The Mysterious Sword/The Magic Sword

Director: Sadatsugu Matsuda
Year: 1960
Production Company: Toei
Running Time: 79 minutes

By 1960 this series of films starring Otomo Ryutaro as Tange Sazen was at least in its fifth episode and many of the basic characters, their traits and their relationships had already been set in previous films like “The Swordsman’s Trouble with Women” (1958), “Ketti Ban” (1958), “Secret of the Bronze Dragon” (1959) and “The One-Eyed Wolf” (1959). Thus beginning with “The Mysterious Sword” is a bit like coming into a conversation halfway through and trying to catch up. The four main characters that seem to be in most of the Tange Sazen films all make their presence felt – Tange Sazen of course, his female companion Ofuji, her pickpocket brother Yokichi and the orphan Chobiyasu. The relationship between Tange and Ofuji seems to often differ in the various takes on these characters – Gosha depicted them as hungry lovers, the most recent version had them almost as an old married couple while here it appears that they are only good friends with Ofuji clearly wanting it to go further.

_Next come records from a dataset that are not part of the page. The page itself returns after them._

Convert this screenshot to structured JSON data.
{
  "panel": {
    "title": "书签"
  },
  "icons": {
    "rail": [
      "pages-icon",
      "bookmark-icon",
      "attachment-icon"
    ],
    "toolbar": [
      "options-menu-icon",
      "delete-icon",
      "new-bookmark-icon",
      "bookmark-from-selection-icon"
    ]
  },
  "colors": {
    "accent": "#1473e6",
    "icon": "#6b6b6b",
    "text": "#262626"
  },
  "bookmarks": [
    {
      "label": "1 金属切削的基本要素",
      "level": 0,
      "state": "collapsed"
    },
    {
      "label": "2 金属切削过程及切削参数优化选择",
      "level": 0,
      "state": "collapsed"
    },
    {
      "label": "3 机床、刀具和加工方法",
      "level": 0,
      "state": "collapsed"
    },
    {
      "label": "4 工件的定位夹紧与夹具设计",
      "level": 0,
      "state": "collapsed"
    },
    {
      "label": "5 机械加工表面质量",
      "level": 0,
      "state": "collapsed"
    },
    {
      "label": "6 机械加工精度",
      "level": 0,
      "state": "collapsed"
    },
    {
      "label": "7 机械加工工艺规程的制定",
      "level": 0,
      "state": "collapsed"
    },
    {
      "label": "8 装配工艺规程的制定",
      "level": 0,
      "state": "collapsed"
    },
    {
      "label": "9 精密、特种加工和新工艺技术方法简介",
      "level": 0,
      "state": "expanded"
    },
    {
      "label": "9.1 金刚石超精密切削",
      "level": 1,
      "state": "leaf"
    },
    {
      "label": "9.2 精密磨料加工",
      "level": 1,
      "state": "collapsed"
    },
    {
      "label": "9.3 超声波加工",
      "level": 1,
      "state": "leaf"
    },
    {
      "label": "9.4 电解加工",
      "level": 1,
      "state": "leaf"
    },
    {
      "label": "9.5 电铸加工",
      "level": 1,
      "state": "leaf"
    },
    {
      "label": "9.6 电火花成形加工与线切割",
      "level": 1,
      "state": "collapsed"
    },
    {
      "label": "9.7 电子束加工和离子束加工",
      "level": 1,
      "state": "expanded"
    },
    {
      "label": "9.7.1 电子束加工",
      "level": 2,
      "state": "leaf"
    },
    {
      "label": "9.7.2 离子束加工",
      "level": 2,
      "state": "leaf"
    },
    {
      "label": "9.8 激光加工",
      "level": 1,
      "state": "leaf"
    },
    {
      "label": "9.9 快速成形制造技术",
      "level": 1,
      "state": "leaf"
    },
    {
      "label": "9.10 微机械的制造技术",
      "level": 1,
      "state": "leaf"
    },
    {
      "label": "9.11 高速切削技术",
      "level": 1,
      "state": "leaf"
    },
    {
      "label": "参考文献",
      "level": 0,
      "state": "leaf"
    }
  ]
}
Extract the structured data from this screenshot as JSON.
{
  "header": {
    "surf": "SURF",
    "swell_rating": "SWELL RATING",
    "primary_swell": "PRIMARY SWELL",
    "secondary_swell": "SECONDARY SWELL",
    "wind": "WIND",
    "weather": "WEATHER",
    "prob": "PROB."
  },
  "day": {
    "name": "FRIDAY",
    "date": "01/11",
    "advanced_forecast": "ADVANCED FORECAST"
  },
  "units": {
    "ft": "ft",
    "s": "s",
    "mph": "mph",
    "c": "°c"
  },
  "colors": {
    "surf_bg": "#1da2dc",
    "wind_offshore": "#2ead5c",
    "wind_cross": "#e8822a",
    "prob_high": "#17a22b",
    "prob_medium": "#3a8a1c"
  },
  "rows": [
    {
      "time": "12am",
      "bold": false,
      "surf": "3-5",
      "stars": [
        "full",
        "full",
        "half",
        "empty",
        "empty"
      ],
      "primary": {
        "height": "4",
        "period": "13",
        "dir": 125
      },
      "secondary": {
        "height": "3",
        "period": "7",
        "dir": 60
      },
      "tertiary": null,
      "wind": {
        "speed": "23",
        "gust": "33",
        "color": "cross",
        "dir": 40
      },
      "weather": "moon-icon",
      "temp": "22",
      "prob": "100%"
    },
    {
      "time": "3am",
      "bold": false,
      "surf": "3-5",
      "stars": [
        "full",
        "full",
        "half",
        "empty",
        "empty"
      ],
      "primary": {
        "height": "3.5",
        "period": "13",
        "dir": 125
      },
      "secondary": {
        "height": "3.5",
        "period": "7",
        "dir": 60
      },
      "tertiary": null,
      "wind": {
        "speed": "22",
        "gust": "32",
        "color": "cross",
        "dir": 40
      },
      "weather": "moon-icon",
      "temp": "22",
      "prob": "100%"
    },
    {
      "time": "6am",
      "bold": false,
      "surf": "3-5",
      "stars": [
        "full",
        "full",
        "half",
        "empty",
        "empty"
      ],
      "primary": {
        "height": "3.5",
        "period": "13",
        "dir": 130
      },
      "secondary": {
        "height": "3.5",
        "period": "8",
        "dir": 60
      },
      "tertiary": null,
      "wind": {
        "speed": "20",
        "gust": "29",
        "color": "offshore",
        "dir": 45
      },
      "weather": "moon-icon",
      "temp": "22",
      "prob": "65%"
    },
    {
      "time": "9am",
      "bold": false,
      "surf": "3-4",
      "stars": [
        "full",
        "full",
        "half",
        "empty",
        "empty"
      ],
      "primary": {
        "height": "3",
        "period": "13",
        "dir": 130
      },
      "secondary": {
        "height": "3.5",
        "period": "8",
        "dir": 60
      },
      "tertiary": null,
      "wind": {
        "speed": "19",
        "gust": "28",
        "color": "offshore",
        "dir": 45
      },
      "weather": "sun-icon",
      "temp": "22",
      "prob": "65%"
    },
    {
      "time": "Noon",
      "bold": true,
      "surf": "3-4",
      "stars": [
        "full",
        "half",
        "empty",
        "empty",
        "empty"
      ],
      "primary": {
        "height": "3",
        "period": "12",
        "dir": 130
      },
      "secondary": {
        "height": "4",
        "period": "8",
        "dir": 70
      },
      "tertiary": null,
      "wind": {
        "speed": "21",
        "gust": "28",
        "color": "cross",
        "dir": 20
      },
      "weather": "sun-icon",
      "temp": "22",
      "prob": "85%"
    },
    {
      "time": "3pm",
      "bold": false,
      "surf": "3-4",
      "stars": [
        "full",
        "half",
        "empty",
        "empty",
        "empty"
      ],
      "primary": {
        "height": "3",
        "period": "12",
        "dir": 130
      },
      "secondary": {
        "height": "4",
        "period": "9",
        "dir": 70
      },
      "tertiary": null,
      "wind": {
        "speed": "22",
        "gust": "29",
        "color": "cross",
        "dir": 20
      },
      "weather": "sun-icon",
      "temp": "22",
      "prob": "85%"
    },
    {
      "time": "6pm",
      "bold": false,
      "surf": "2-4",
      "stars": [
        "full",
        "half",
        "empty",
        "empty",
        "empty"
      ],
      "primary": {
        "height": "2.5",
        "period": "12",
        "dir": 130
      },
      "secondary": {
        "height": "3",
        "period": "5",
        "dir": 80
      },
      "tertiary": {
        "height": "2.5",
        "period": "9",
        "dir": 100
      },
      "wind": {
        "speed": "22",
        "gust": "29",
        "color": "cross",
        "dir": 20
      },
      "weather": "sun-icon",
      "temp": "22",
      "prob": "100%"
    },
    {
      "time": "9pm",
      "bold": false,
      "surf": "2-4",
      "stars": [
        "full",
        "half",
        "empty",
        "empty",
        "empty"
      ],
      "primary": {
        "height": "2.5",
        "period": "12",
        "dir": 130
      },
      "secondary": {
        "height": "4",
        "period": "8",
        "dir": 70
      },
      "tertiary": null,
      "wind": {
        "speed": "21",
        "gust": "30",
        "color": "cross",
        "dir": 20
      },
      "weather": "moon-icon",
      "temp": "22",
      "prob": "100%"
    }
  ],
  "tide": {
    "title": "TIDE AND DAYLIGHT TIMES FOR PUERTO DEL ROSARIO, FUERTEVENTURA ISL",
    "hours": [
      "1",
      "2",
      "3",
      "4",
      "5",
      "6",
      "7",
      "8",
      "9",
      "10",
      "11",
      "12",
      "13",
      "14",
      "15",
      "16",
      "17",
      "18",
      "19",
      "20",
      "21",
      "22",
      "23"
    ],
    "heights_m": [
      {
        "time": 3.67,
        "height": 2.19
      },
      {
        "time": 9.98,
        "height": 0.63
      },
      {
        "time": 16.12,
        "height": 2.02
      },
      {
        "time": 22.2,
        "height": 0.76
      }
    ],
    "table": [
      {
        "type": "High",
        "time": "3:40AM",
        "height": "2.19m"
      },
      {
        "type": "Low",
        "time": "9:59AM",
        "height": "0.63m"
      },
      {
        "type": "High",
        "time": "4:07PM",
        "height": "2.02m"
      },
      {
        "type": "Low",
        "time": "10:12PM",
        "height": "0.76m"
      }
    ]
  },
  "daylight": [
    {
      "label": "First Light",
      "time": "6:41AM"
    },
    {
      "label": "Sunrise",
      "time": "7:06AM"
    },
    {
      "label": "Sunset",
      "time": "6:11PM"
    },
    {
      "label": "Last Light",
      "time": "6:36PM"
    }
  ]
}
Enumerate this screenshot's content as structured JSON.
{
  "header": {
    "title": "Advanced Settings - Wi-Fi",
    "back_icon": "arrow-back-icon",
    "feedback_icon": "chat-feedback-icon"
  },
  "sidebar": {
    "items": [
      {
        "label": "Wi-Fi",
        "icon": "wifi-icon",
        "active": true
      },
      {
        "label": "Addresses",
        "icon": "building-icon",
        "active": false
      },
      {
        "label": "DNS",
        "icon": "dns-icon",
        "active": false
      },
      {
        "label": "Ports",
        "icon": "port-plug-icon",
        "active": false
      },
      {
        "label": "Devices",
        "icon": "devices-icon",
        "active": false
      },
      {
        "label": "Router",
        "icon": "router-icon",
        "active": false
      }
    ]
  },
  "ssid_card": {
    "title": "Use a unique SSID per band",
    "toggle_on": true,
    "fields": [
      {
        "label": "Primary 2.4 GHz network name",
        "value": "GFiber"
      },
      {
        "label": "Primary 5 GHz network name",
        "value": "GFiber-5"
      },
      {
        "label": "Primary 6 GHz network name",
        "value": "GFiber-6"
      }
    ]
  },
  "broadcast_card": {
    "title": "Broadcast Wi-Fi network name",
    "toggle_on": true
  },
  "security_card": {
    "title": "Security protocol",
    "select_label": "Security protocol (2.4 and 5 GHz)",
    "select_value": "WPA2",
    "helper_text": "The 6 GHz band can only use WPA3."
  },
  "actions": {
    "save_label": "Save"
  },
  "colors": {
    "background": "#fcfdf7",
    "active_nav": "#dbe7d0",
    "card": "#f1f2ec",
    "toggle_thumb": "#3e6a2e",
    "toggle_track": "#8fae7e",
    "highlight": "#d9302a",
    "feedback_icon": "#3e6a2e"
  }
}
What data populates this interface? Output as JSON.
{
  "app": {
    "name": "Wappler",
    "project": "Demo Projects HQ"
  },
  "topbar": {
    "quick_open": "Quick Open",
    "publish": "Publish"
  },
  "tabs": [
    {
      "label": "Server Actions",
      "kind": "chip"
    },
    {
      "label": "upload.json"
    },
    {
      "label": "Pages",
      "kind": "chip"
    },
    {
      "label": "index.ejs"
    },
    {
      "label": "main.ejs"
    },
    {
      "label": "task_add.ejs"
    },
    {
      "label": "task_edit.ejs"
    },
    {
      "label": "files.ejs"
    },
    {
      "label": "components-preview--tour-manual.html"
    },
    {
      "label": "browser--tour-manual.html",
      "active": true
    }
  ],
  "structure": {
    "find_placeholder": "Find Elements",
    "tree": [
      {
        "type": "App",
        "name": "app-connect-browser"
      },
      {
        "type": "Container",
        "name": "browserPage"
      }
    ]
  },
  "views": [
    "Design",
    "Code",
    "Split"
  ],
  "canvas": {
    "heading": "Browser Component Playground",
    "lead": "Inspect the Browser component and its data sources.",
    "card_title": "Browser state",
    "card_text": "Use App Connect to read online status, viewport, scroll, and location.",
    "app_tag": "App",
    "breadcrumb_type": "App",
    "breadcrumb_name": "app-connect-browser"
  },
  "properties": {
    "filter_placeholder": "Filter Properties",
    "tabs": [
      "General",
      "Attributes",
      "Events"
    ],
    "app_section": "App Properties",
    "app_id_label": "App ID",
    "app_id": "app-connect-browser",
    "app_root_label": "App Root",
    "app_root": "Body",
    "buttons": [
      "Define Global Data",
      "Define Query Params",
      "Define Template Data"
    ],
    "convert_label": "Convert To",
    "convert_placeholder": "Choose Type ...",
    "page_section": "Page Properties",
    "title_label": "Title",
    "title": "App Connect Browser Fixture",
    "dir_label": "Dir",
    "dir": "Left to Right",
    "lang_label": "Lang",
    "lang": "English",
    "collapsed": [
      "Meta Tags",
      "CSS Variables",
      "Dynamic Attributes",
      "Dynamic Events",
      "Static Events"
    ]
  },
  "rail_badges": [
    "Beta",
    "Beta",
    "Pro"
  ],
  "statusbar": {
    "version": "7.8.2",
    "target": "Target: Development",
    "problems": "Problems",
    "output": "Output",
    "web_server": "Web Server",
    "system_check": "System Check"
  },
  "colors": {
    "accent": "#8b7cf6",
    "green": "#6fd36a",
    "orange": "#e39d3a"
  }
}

With an angry scar slashing downward over his right eye, Otomo plays Tazen with great swashbuckling bravado and vigor. Otomo was a very popular actor at the time and was involved in three different series of films at the same time. Born in 1916 in Iwakuni City, he first joined a theatrical troupe in Osaka and didn’t make his film debut until 1937. He later joined up with Daiei for a few years before moving to Toei in 1952 where he performed in numerous period films over the years. He acted right up until his death in 1985 and was the noodle maker in "Tampopo". He brings some poignant depth to his characterization of Tange – part beast, part poet – and has one touching scene in which he stares at a beautiful sleeping woman he admires and his face becomes overwhelmingly melancholic in his awareness that she is now too good for him.
Sazen is in need of money to buy clothes for a ragtag group of children so that they can celebrate the Sanja Festival. A liking for children seems to be his one emotional soft spot and so he goes about earning money the only way he knows how – by fighting. He goes up and down the streets challenging the fighters in various dojo’s and after beating them all senseless he asks for an amount of money to leave. In one such dojo though he finds himself face to face with Hagino (Oka Satomi), the daughter of the sensei, and he allows her to defeat him as he is so in awe of her spunk and beauty. He soon finds an opportunity to make some real money though and tells his sword “You will be drinking a lot of blood soon”.
A councilor from the Soma Clan comes to Sazen to request a favor, but this being the clan that he once belonged to until they betrayed him he refuses – unless he is well paid. The councilor explains that a branch of the clan has broken away and has designs on a shipment of gold that the clan needs to use to curry favor in Edo. Sazen agrees to protect the shipment and goes in search of it and the many men who want to steal it. Unaware of it, Sazen is being followed by Ofuji (Sakuramachi Hiroko), who wants to know what he is up to and to be there in case he needs her, and also by the orphan Chobiyasu and his pack of young friends. Into this unruly mix comes Hagino who has learned that some men in her father’s dojo are among the thieves and wants to stop them before they bring dishonor to her family. She is accompanied by her mild-mannered servant, Gennsuke (Okawa Hashizo) who eventually reveals that there is much more to him than meets the eye. There is a fair amount of swordplay as Sazen constantly challenges and harasses the large group of men who have set out to steal the gold and he slowly kills them a bit at a time. It is all quite enjoyable and becomes fairly engrossing as it goes along.
Oka Satomi who plays Hagino made over 150 films in her career. She was born Yamamoto Mieko in 1935 and joined Toei under her stage name in 1955. She quickly became very popular and was referred to as one of “Toei Castles Three Daughters”. Hashizo Okawa was born in 1929 in Tokyo and was actually a kabuki actor for almost twenty years (generally playing female roles) before joining Toei in 1955 and becoming a film actor. He later was to turn to TV and acted in the series "Zenigata Heiji" from 1966 to his death in 1984. He appears in a number of the Sazen films.

My rating for this film: 7.5